● How to complete this task
Every record below should be written out exactly; pictures stay out.

■ ■ ■ ■ ■

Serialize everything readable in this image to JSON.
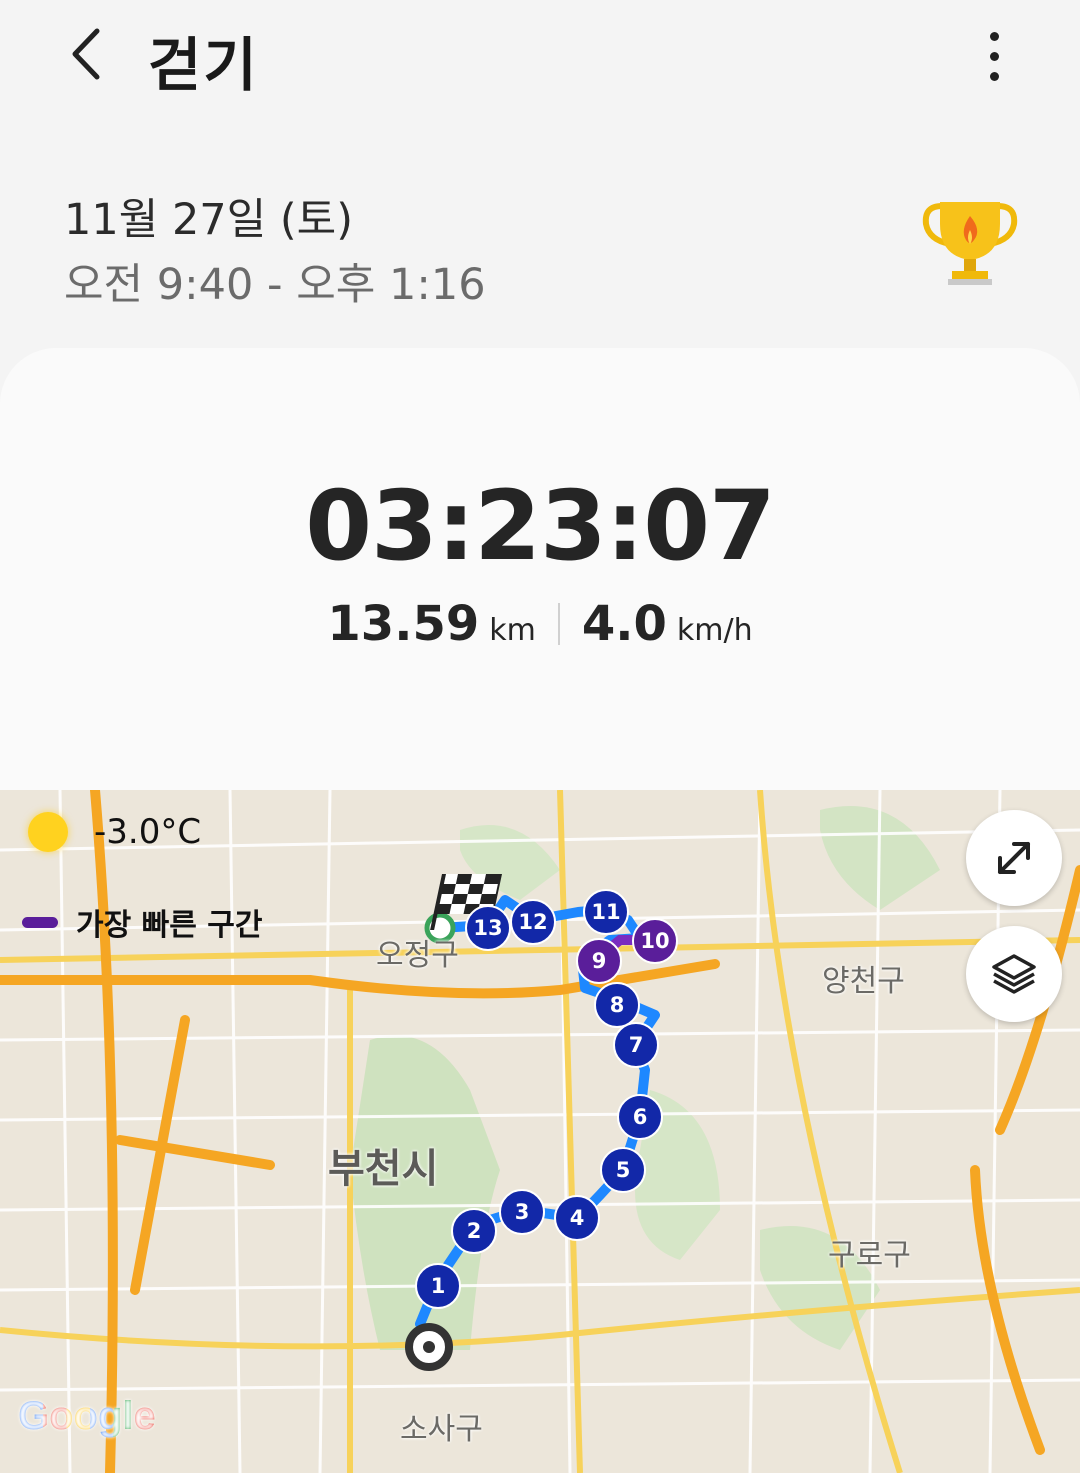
{
  "header": {
    "title": "걷기",
    "back_icon": "chevron-left-icon",
    "menu_icon": "more-vert-icon"
  },
  "session": {
    "date": "11월 27일 (토)",
    "time_range": "오전 9:40 - 오후 1:16",
    "badge_icon": "trophy-icon"
  },
  "summary": {
    "duration": "03:23:07",
    "distance_value": "13.59",
    "distance_unit": "km",
    "speed_value": "4.0",
    "speed_unit": "km/h"
  },
  "map": {
    "weather_icon": "sun-icon",
    "temperature": "-3.0°C",
    "legend_label": "가장 빠른 구간",
    "legend_color": "#5a1e9a",
    "route_color": "#1a73e8",
    "lap_marker_color": "#1228a8",
    "fast_marker_color": "#5a1e9a",
    "places": {
      "ojeong": "오정구",
      "yangcheon": "양천구",
      "bucheon": "부천시",
      "guro": "구로구",
      "sosa": "소사구"
    },
    "laps": [
      "1",
      "2",
      "3",
      "4",
      "5",
      "6",
      "7",
      "8",
      "9",
      "10",
      "11",
      "12",
      "13"
    ],
    "fast_laps": [
      "9",
      "10"
    ],
    "expand_icon": "expand-icon",
    "layers_icon": "layers-icon",
    "attribution": "Google"
  }
}
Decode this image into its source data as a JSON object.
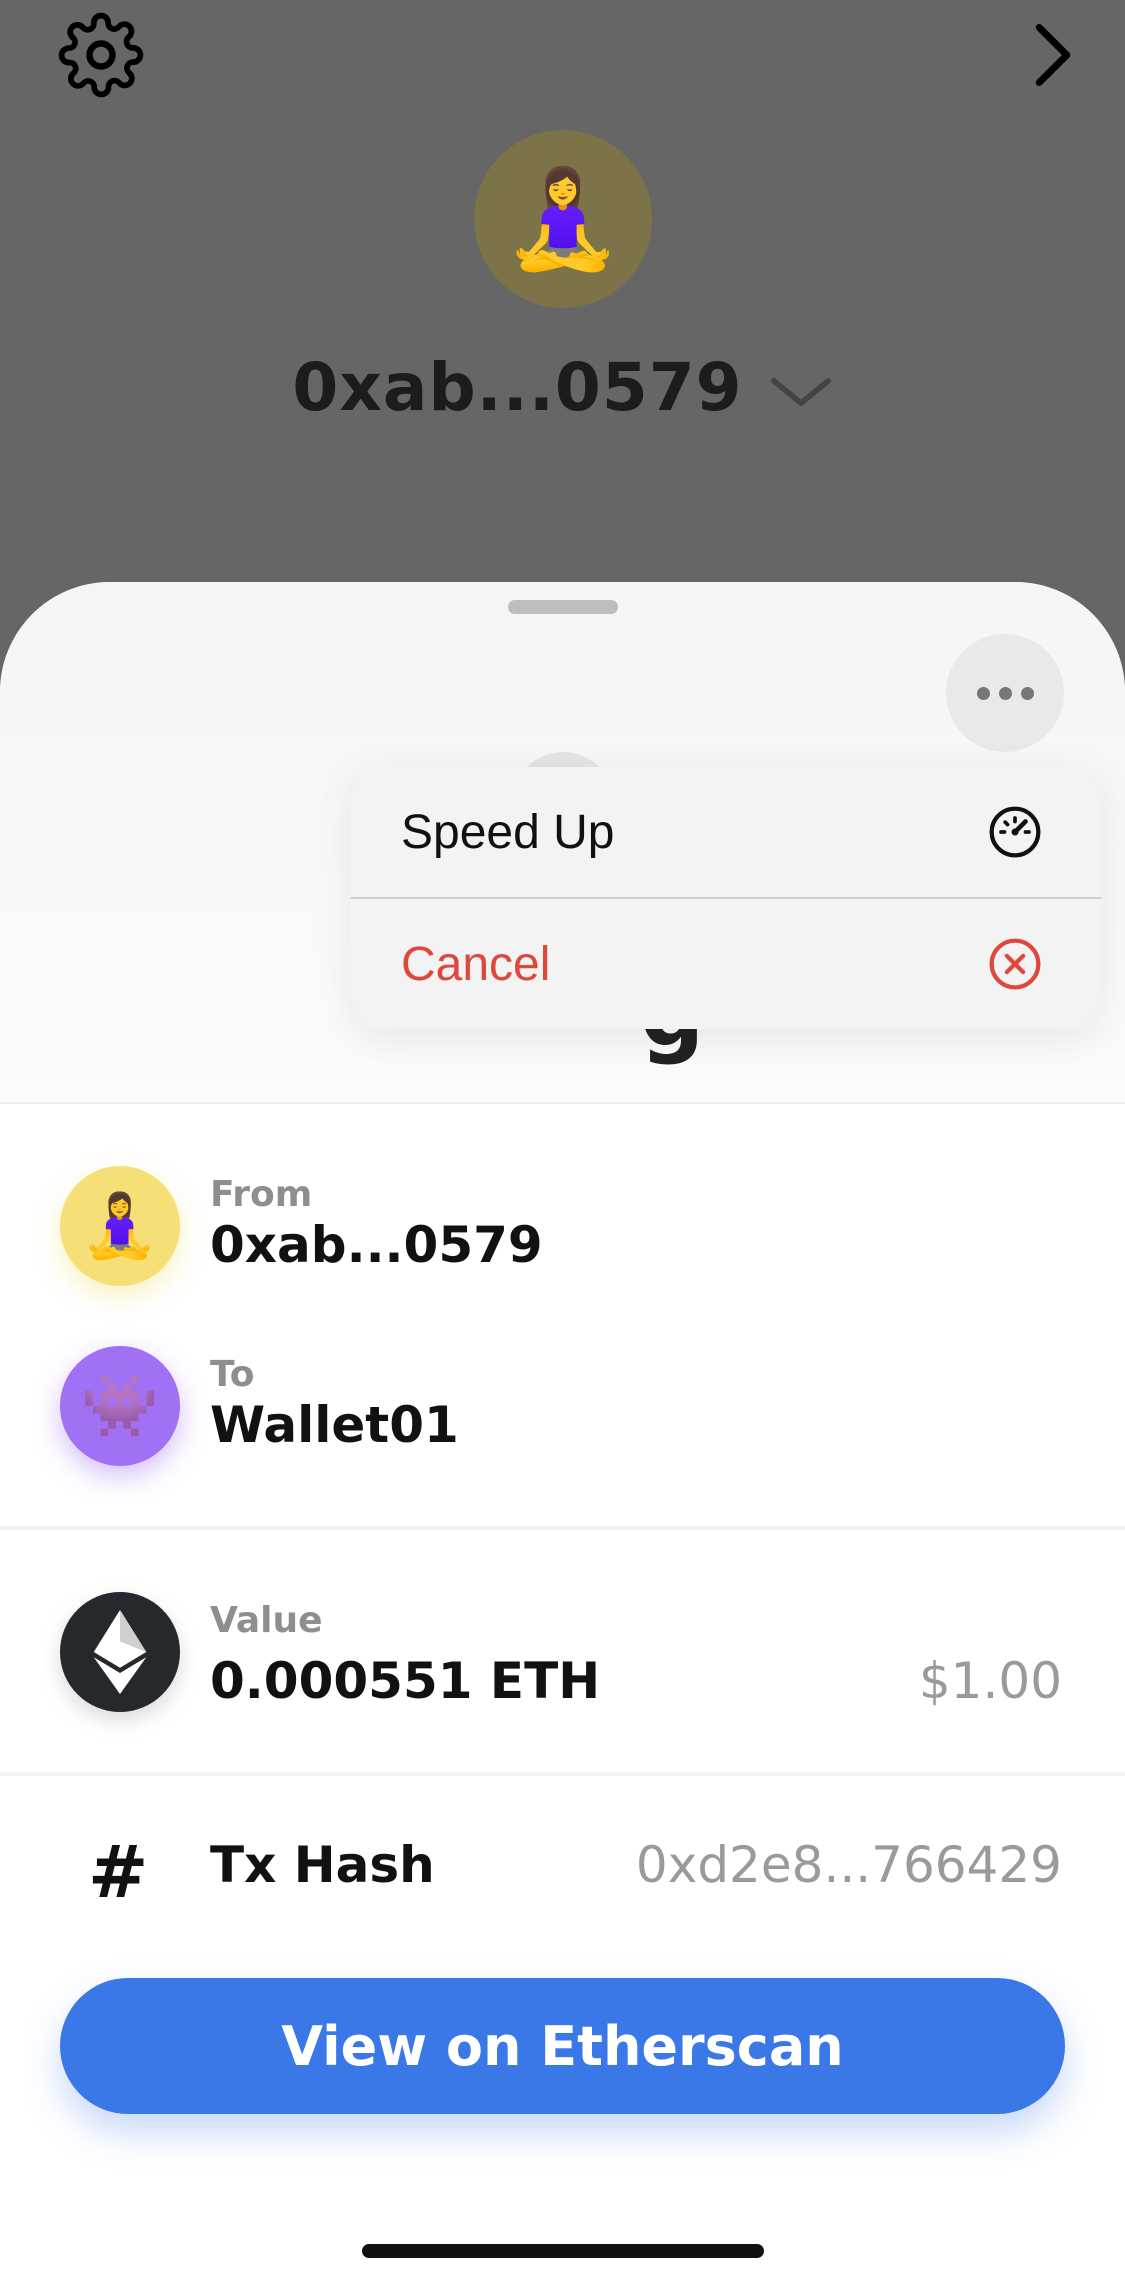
{
  "header": {
    "settings_icon": "gear-icon",
    "next_icon": "chevron-right-icon",
    "avatar_emoji": "🧘‍♀️",
    "wallet_address": "0xab...0579",
    "dropdown_icon": "chevron-down-icon"
  },
  "sheet": {
    "more_icon": "ellipsis-icon",
    "menu": {
      "speed_up_label": "Speed Up",
      "speed_up_icon": "speedometer-icon",
      "cancel_label": "Cancel",
      "cancel_icon": "x-circle-icon",
      "cancel_color": "#e0473b"
    },
    "from": {
      "label": "From",
      "address": "0xab...0579",
      "avatar_emoji": "🧘‍♀️",
      "avatar_color": "#f7df78"
    },
    "to": {
      "label": "To",
      "address": "Wallet01",
      "avatar_emoji": "👾",
      "avatar_color": "#a070f5"
    },
    "value": {
      "label": "Value",
      "amount": "0.000551 ETH",
      "fiat": "$1.00",
      "icon": "ethereum-icon"
    },
    "tx_hash": {
      "symbol": "#",
      "label": "Tx Hash",
      "value": "0xd2e8...766429"
    },
    "etherscan_button_label": "View on Etherscan",
    "accent_color": "#3a78e8"
  }
}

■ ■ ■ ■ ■

● Answer
Serialize everything readable in this image to JSON.
{
  "header": {
    "title": "걷기",
    "back_icon": "chevron-left-icon",
    "menu_icon": "more-vert-icon"
  },
  "session": {
    "date": "11월 27일 (토)",
    "time_range": "오전 9:40 - 오후 1:16",
    "badge_icon": "trophy-icon"
  },
  "summary": {
    "duration": "03:23:07",
    "distance_value": "13.59",
    "distance_unit": "km",
    "speed_value": "4.0",
    "speed_unit": "km/h"
  },
  "map": {
    "weather_icon": "sun-icon",
    "temperature": "-3.0°C",
    "legend_label": "가장 빠른 구간",
    "legend_color": "#5a1e9a",
    "route_color": "#1a73e8",
    "lap_marker_color": "#1228a8",
    "fast_marker_color": "#5a1e9a",
    "places": {
      "ojeong": "오정구",
      "yangcheon": "양천구",
      "bucheon": "부천시",
      "guro": "구로구",
      "sosa": "소사구"
    },
    "laps": [
      "1",
      "2",
      "3",
      "4",
      "5",
      "6",
      "7",
      "8",
      "9",
      "10",
      "11",
      "12",
      "13"
    ],
    "fast_laps": [
      "9",
      "10"
    ],
    "expand_icon": "expand-icon",
    "layers_icon": "layers-icon",
    "attribution": "Google"
  }
}
Decode this image into its source data as a JSON object.
{
  "header": {
    "settings_icon": "gear-icon",
    "next_icon": "chevron-right-icon",
    "avatar_emoji": "🧘‍♀️",
    "wallet_address": "0xab...0579",
    "dropdown_icon": "chevron-down-icon"
  },
  "sheet": {
    "more_icon": "ellipsis-icon",
    "menu": {
      "speed_up_label": "Speed Up",
      "speed_up_icon": "speedometer-icon",
      "cancel_label": "Cancel",
      "cancel_icon": "x-circle-icon",
      "cancel_color": "#e0473b"
    },
    "from": {
      "label": "From",
      "address": "0xab...0579",
      "avatar_emoji": "🧘‍♀️",
      "avatar_color": "#f7df78"
    },
    "to": {
      "label": "To",
      "address": "Wallet01",
      "avatar_emoji": "👾",
      "avatar_color": "#a070f5"
    },
    "value": {
      "label": "Value",
      "amount": "0.000551 ETH",
      "fiat": "$1.00",
      "icon": "ethereum-icon"
    },
    "tx_hash": {
      "symbol": "#",
      "label": "Tx Hash",
      "value": "0xd2e8...766429"
    },
    "etherscan_button_label": "View on Etherscan",
    "accent_color": "#3a78e8"
  }
}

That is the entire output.